What the task requires: For the string "content", find every matching line in the records and copy it.

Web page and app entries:
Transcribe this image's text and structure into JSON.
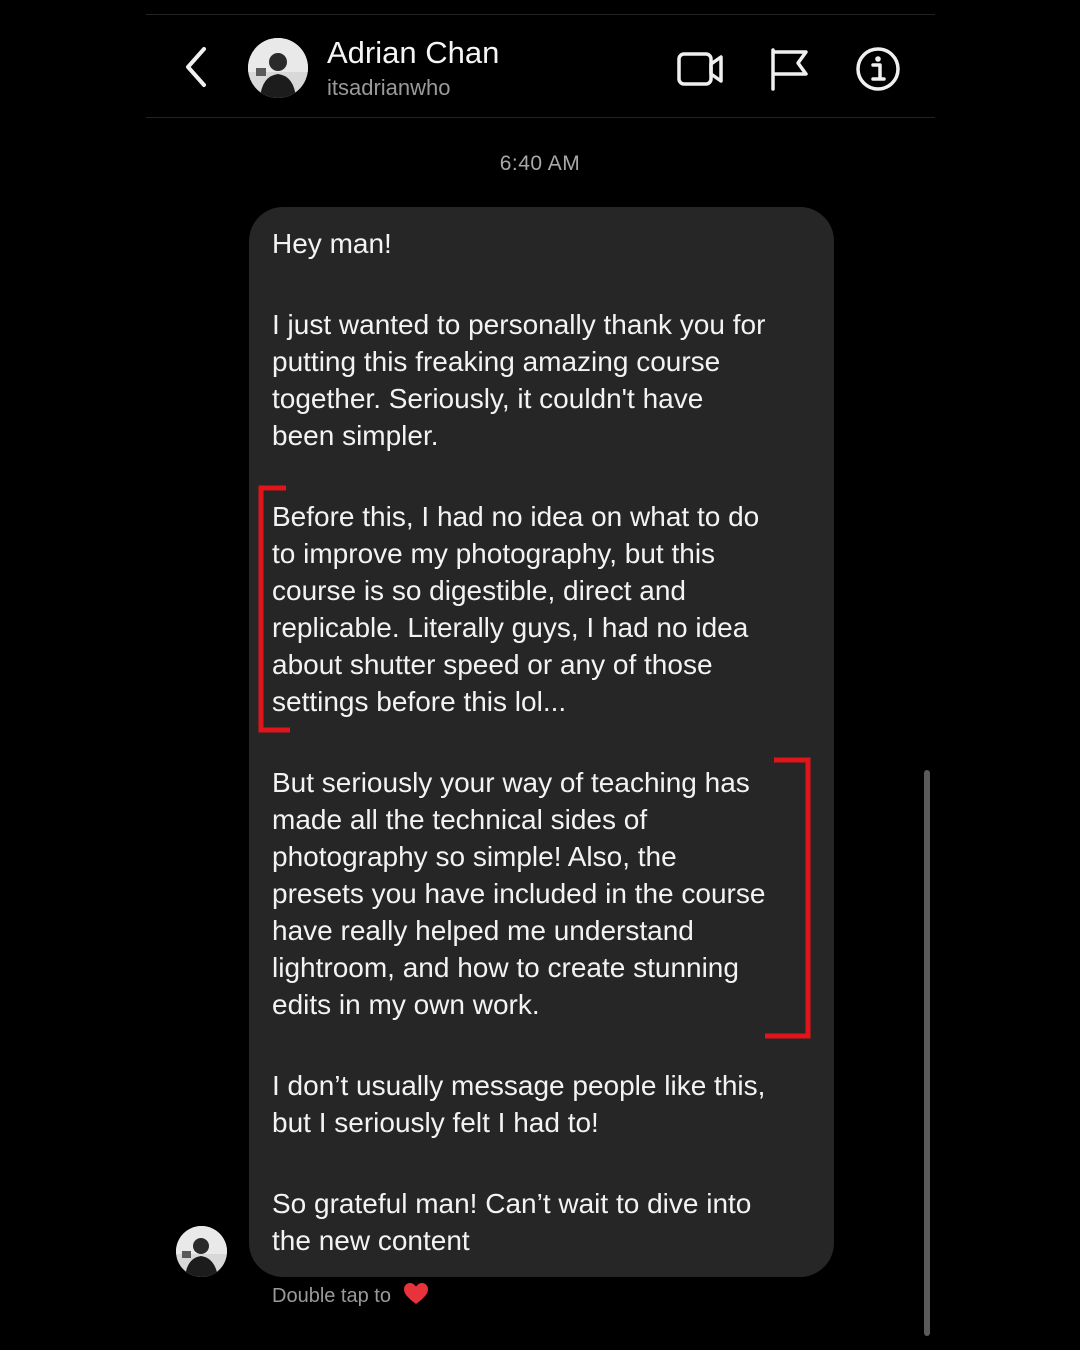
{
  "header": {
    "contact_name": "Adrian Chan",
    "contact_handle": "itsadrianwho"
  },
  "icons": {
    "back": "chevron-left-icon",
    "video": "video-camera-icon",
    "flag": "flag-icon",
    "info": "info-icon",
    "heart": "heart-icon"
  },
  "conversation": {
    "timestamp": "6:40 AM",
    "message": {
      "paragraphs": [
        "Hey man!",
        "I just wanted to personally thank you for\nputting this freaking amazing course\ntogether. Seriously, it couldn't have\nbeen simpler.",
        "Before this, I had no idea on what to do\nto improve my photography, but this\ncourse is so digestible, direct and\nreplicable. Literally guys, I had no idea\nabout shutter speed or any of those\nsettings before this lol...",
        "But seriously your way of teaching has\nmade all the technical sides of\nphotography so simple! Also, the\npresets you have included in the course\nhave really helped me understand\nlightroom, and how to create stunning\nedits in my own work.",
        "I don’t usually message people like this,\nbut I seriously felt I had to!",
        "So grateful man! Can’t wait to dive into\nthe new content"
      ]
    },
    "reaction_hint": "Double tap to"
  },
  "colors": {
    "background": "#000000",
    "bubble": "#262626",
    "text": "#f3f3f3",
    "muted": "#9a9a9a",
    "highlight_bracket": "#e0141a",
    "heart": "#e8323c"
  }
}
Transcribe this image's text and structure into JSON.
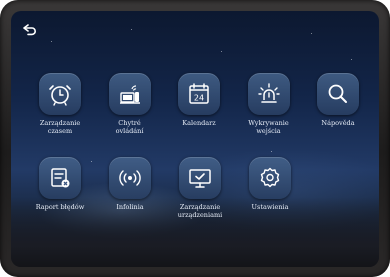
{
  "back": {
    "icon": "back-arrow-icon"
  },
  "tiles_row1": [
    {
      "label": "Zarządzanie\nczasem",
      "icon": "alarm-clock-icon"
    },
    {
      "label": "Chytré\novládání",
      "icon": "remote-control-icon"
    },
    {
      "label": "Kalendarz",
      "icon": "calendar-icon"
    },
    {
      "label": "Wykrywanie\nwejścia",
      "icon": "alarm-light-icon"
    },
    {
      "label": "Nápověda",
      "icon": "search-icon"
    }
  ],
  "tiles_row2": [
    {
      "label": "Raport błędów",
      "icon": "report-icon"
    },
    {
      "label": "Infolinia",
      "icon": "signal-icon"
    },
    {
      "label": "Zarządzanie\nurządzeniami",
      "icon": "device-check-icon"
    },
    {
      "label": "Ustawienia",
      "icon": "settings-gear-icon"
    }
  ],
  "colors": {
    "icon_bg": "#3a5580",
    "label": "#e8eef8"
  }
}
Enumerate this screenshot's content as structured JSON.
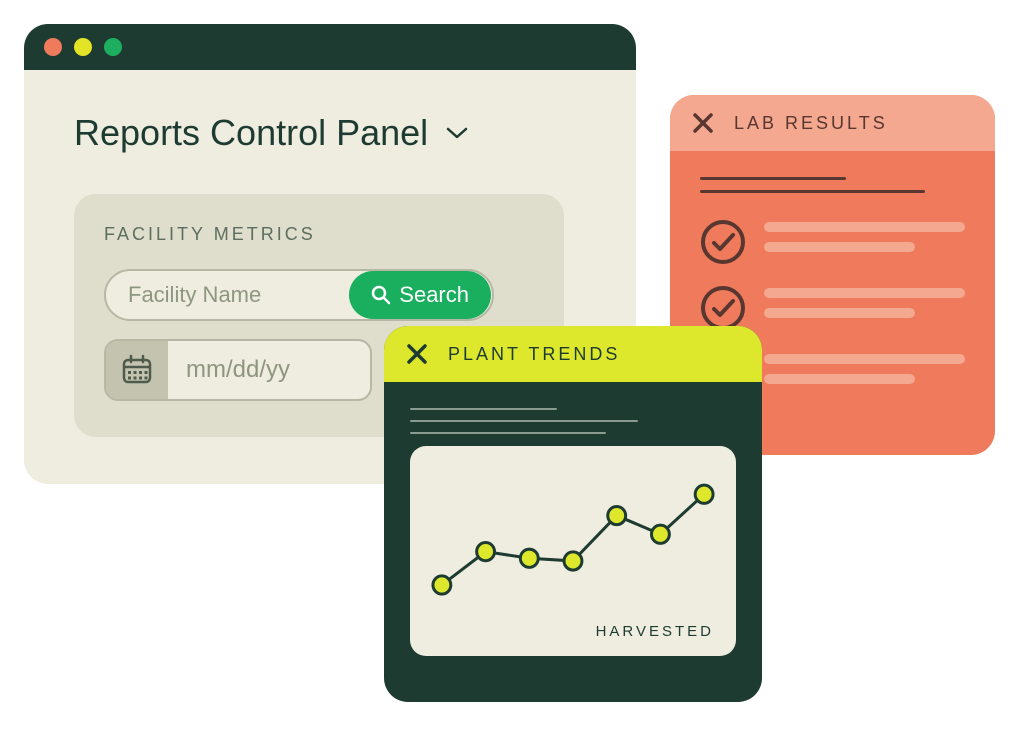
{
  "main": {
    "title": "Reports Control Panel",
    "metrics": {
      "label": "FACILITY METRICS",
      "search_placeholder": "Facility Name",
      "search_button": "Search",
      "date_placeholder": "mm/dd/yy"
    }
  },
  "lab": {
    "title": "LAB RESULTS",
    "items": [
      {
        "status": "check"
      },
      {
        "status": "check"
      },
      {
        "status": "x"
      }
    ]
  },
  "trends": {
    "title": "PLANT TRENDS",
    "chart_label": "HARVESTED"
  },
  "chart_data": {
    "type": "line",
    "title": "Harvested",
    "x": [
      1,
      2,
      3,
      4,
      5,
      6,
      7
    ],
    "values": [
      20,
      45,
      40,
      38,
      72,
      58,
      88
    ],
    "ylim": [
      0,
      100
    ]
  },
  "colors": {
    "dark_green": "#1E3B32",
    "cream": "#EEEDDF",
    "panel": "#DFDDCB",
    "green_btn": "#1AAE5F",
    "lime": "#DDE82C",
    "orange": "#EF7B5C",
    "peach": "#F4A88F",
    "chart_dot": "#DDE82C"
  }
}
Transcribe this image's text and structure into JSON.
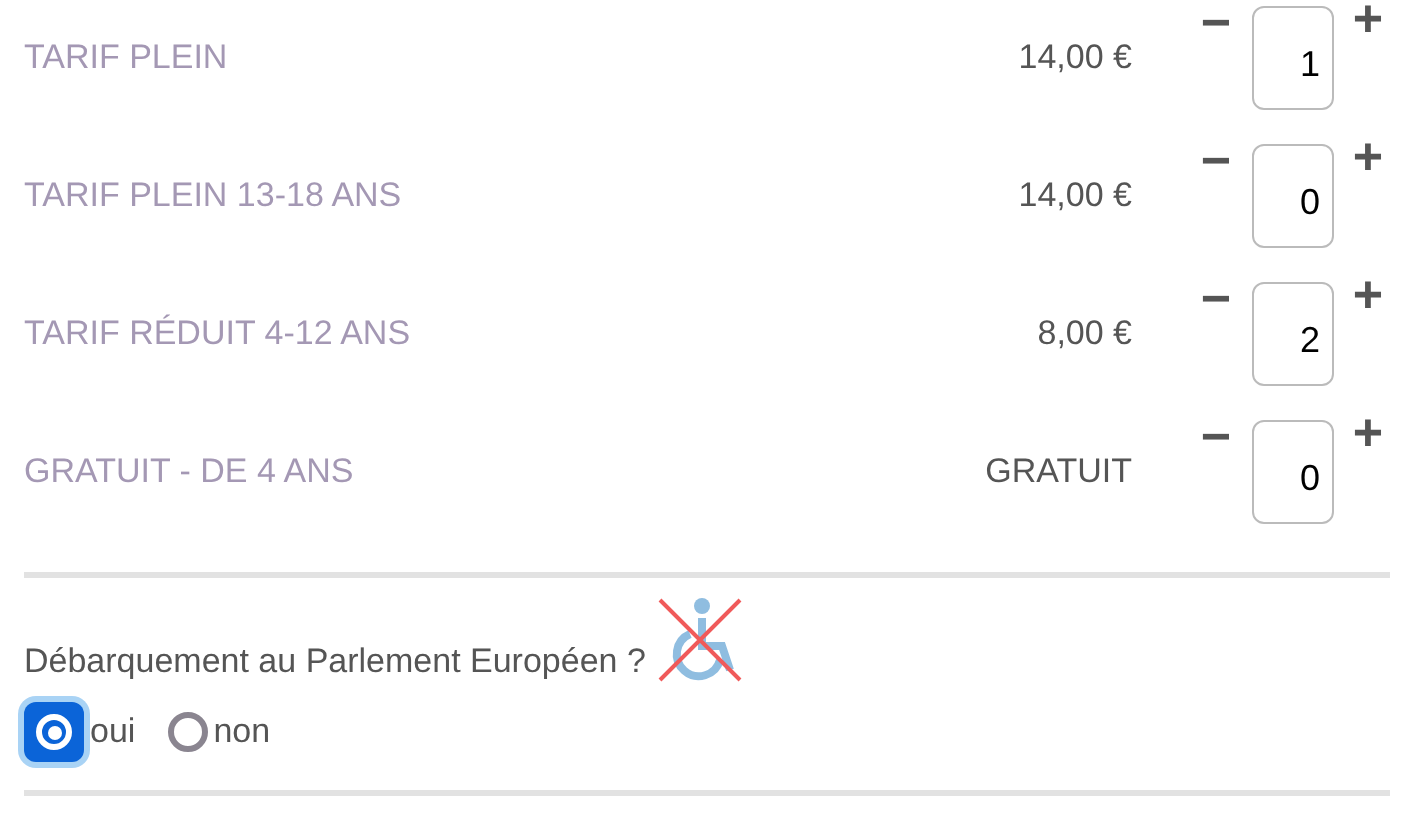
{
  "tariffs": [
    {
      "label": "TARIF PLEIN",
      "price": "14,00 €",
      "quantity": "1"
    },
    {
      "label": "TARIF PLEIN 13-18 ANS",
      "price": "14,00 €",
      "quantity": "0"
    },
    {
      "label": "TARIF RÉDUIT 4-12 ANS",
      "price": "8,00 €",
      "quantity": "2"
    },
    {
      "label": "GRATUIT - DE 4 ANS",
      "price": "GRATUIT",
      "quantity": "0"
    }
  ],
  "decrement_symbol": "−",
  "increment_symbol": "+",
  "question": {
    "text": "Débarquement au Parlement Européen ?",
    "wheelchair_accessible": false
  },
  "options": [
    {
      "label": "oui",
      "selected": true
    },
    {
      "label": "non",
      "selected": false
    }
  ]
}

Solution for this exercise:
        "So grateful man! Can’t wait to dive into\nthe new content"
Enumerate this screenshot's content as structured JSON.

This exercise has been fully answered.